▸ **Problem to work on**
In the entries below, find each line bearing the string "JSON" and copy it.

(Page and application data records)
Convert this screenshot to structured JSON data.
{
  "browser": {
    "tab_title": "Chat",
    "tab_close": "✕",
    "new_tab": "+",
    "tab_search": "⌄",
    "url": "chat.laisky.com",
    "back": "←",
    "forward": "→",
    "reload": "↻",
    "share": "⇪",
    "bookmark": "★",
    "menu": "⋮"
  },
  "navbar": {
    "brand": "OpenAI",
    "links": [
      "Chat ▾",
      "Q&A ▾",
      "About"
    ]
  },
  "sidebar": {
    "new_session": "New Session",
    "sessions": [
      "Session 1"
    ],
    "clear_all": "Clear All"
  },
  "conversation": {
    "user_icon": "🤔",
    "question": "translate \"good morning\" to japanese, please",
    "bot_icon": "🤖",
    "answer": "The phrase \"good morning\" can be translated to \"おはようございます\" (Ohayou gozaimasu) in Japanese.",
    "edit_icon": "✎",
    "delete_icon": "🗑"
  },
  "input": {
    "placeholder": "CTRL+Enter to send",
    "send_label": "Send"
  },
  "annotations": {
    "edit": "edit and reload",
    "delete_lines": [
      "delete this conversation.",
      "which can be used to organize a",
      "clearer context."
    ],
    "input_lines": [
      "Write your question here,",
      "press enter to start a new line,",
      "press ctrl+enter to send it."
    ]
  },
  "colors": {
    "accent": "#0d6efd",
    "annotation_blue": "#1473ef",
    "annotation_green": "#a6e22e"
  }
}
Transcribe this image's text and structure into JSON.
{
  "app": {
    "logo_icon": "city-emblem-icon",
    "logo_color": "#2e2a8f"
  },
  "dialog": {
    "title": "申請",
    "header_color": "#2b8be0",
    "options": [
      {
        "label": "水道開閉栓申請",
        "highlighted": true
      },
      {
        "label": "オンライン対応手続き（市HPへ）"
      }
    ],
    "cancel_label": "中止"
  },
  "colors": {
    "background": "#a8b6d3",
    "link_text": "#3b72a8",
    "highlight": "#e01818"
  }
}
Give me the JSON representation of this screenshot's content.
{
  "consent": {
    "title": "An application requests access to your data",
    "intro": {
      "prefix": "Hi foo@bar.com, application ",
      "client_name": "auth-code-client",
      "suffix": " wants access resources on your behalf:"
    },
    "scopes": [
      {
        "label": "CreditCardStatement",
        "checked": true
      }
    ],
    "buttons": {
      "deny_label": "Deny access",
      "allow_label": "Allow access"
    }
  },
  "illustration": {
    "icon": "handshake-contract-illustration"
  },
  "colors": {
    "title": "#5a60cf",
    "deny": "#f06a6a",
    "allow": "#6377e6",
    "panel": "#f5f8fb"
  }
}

▸ **Result of this exercise**
Convert this screenshot to structured JSON data.
Transcribe this image's text and structure into JSON.
Give me the JSON representation of this screenshot's content.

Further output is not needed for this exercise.